● **Exercise data**
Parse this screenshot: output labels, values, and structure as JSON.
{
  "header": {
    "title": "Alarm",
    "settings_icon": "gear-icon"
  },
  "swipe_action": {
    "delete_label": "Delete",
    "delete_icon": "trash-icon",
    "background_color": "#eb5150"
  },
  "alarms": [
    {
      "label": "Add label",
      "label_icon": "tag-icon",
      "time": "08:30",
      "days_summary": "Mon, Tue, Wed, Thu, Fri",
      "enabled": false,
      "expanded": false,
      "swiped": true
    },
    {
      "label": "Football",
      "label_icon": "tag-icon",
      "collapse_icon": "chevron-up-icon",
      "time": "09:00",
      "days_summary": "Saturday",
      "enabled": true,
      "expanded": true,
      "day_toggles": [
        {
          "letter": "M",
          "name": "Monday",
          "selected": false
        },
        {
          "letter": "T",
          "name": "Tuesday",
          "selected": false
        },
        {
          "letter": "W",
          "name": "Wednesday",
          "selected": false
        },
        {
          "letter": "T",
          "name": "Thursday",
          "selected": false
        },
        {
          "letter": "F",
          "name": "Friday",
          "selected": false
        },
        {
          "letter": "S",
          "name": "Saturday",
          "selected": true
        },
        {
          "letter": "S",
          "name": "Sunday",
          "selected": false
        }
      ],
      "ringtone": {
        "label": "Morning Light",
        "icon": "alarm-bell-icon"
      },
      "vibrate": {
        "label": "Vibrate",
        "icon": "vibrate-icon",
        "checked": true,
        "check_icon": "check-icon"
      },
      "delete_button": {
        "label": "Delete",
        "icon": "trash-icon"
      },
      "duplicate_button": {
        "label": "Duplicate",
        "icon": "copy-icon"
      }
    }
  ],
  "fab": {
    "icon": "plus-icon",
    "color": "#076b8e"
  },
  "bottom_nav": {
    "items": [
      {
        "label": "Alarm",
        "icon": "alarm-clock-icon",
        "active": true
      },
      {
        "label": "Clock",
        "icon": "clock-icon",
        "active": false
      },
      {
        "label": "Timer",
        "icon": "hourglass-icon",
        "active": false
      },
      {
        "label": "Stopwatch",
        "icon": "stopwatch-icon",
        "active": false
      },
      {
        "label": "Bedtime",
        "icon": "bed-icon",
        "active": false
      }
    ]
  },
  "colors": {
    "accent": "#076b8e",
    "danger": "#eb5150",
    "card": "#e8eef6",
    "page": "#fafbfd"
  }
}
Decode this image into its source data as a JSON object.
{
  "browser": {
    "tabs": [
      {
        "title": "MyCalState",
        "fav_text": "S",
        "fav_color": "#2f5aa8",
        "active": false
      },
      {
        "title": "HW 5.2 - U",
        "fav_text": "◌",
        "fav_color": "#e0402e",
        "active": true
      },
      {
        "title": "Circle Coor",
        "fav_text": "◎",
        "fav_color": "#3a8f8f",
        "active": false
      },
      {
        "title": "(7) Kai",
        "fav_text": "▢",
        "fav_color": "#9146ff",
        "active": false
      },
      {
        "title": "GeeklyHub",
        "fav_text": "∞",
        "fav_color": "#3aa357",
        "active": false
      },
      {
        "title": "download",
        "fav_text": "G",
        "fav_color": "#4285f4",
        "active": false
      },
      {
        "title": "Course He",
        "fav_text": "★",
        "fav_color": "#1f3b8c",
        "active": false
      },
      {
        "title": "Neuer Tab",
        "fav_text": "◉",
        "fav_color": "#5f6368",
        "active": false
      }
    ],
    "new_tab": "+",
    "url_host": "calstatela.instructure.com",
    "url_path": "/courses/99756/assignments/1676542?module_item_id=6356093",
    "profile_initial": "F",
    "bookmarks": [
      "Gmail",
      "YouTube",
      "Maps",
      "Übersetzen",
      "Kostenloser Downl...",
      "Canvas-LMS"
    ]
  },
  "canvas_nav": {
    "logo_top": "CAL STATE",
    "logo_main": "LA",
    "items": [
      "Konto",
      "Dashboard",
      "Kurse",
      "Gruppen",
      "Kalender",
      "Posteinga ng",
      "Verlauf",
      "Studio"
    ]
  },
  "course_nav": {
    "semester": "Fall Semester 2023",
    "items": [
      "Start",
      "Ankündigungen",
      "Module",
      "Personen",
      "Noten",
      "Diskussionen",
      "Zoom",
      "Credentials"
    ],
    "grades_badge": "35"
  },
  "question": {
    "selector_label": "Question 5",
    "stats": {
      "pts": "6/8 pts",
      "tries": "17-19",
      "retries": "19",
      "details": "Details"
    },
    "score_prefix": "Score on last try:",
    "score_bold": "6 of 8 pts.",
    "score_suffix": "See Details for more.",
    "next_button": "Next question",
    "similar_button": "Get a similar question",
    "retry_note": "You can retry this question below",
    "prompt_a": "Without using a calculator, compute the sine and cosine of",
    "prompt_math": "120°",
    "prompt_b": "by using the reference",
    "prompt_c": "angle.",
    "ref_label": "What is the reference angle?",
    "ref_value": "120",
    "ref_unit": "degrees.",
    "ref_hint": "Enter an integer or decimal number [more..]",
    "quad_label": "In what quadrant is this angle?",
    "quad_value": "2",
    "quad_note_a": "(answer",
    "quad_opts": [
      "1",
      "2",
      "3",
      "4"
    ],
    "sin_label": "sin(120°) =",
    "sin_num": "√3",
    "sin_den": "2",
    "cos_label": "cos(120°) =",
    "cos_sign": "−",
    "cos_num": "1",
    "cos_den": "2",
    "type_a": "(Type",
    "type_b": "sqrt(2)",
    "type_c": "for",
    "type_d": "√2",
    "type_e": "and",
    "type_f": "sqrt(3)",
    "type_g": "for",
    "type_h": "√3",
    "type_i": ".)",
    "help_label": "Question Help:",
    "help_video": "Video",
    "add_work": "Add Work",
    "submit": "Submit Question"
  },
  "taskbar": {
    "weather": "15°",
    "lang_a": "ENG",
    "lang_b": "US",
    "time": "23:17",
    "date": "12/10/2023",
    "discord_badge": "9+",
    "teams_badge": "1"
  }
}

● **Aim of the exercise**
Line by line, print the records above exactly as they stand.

● **Response to this exercise**
Parse this screenshot: output labels, values, and structure as JSON.
{
  "header": {
    "title": "Alarm",
    "settings_icon": "gear-icon"
  },
  "swipe_action": {
    "delete_label": "Delete",
    "delete_icon": "trash-icon",
    "background_color": "#eb5150"
  },
  "alarms": [
    {
      "label": "Add label",
      "label_icon": "tag-icon",
      "time": "08:30",
      "days_summary": "Mon, Tue, Wed, Thu, Fri",
      "enabled": false,
      "expanded": false,
      "swiped": true
    },
    {
      "label": "Football",
      "label_icon": "tag-icon",
      "collapse_icon": "chevron-up-icon",
      "time": "09:00",
      "days_summary": "Saturday",
      "enabled": true,
      "expanded": true,
      "day_toggles": [
        {
          "letter": "M",
          "name": "Monday",
          "selected": false
        },
        {
          "letter": "T",
          "name": "Tuesday",
          "selected": false
        },
        {
          "letter": "W",
          "name": "Wednesday",
          "selected": false
        },
        {
          "letter": "T",
          "name": "Thursday",
          "selected": false
        },
        {
          "letter": "F",
          "name": "Friday",
          "selected": false
        },
        {
          "letter": "S",
          "name": "Saturday",
          "selected": true
        },
        {
          "letter": "S",
          "name": "Sunday",
          "selected": false
        }
      ],
      "ringtone": {
        "label": "Morning Light",
        "icon": "alarm-bell-icon"
      },
      "vibrate": {
        "label": "Vibrate",
        "icon": "vibrate-icon",
        "checked": true,
        "check_icon": "check-icon"
      },
      "delete_button": {
        "label": "Delete",
        "icon": "trash-icon"
      },
      "duplicate_button": {
        "label": "Duplicate",
        "icon": "copy-icon"
      }
    }
  ],
  "fab": {
    "icon": "plus-icon",
    "color": "#076b8e"
  },
  "bottom_nav": {
    "items": [
      {
        "label": "Alarm",
        "icon": "alarm-clock-icon",
        "active": true
      },
      {
        "label": "Clock",
        "icon": "clock-icon",
        "active": false
      },
      {
        "label": "Timer",
        "icon": "hourglass-icon",
        "active": false
      },
      {
        "label": "Stopwatch",
        "icon": "stopwatch-icon",
        "active": false
      },
      {
        "label": "Bedtime",
        "icon": "bed-icon",
        "active": false
      }
    ]
  },
  "colors": {
    "accent": "#076b8e",
    "danger": "#eb5150",
    "card": "#e8eef6",
    "page": "#fafbfd"
  }
}
Decode this image into its source data as a JSON object.
{
  "browser": {
    "tabs": [
      {
        "title": "MyCalState",
        "fav_text": "S",
        "fav_color": "#2f5aa8",
        "active": false
      },
      {
        "title": "HW 5.2 - U",
        "fav_text": "◌",
        "fav_color": "#e0402e",
        "active": true
      },
      {
        "title": "Circle Coor",
        "fav_text": "◎",
        "fav_color": "#3a8f8f",
        "active": false
      },
      {
        "title": "(7) Kai",
        "fav_text": "▢",
        "fav_color": "#9146ff",
        "active": false
      },
      {
        "title": "GeeklyHub",
        "fav_text": "∞",
        "fav_color": "#3aa357",
        "active": false
      },
      {
        "title": "download",
        "fav_text": "G",
        "fav_color": "#4285f4",
        "active": false
      },
      {
        "title": "Course He",
        "fav_text": "★",
        "fav_color": "#1f3b8c",
        "active": false
      },
      {
        "title": "Neuer Tab",
        "fav_text": "◉",
        "fav_color": "#5f6368",
        "active": false
      }
    ],
    "new_tab": "+",
    "url_host": "calstatela.instructure.com",
    "url_path": "/courses/99756/assignments/1676542?module_item_id=6356093",
    "profile_initial": "F",
    "bookmarks": [
      "Gmail",
      "YouTube",
      "Maps",
      "Übersetzen",
      "Kostenloser Downl...",
      "Canvas-LMS"
    ]
  },
  "canvas_nav": {
    "logo_top": "CAL STATE",
    "logo_main": "LA",
    "items": [
      "Konto",
      "Dashboard",
      "Kurse",
      "Gruppen",
      "Kalender",
      "Posteinga ng",
      "Verlauf",
      "Studio"
    ]
  },
  "course_nav": {
    "semester": "Fall Semester 2023",
    "items": [
      "Start",
      "Ankündigungen",
      "Module",
      "Personen",
      "Noten",
      "Diskussionen",
      "Zoom",
      "Credentials"
    ],
    "grades_badge": "35"
  },
  "question": {
    "selector_label": "Question 5",
    "stats": {
      "pts": "6/8 pts",
      "tries": "17-19",
      "retries": "19",
      "details": "Details"
    },
    "score_prefix": "Score on last try:",
    "score_bold": "6 of 8 pts.",
    "score_suffix": "See Details for more.",
    "next_button": "Next question",
    "similar_button": "Get a similar question",
    "retry_note": "You can retry this question below",
    "prompt_a": "Without using a calculator, compute the sine and cosine of",
    "prompt_math": "120°",
    "prompt_b": "by using the reference",
    "prompt_c": "angle.",
    "ref_label": "What is the reference angle?",
    "ref_value": "120",
    "ref_unit": "degrees.",
    "ref_hint": "Enter an integer or decimal number [more..]",
    "quad_label": "In what quadrant is this angle?",
    "quad_value": "2",
    "quad_note_a": "(answer",
    "quad_opts": [
      "1",
      "2",
      "3",
      "4"
    ],
    "sin_label": "sin(120°) =",
    "sin_num": "√3",
    "sin_den": "2",
    "cos_label": "cos(120°) =",
    "cos_sign": "−",
    "cos_num": "1",
    "cos_den": "2",
    "type_a": "(Type",
    "type_b": "sqrt(2)",
    "type_c": "for",
    "type_d": "√2",
    "type_e": "and",
    "type_f": "sqrt(3)",
    "type_g": "for",
    "type_h": "√3",
    "type_i": ".)",
    "help_label": "Question Help:",
    "help_video": "Video",
    "add_work": "Add Work",
    "submit": "Submit Question"
  },
  "taskbar": {
    "weather": "15°",
    "lang_a": "ENG",
    "lang_b": "US",
    "time": "23:17",
    "date": "12/10/2023",
    "discord_badge": "9+",
    "teams_badge": "1"
  }
}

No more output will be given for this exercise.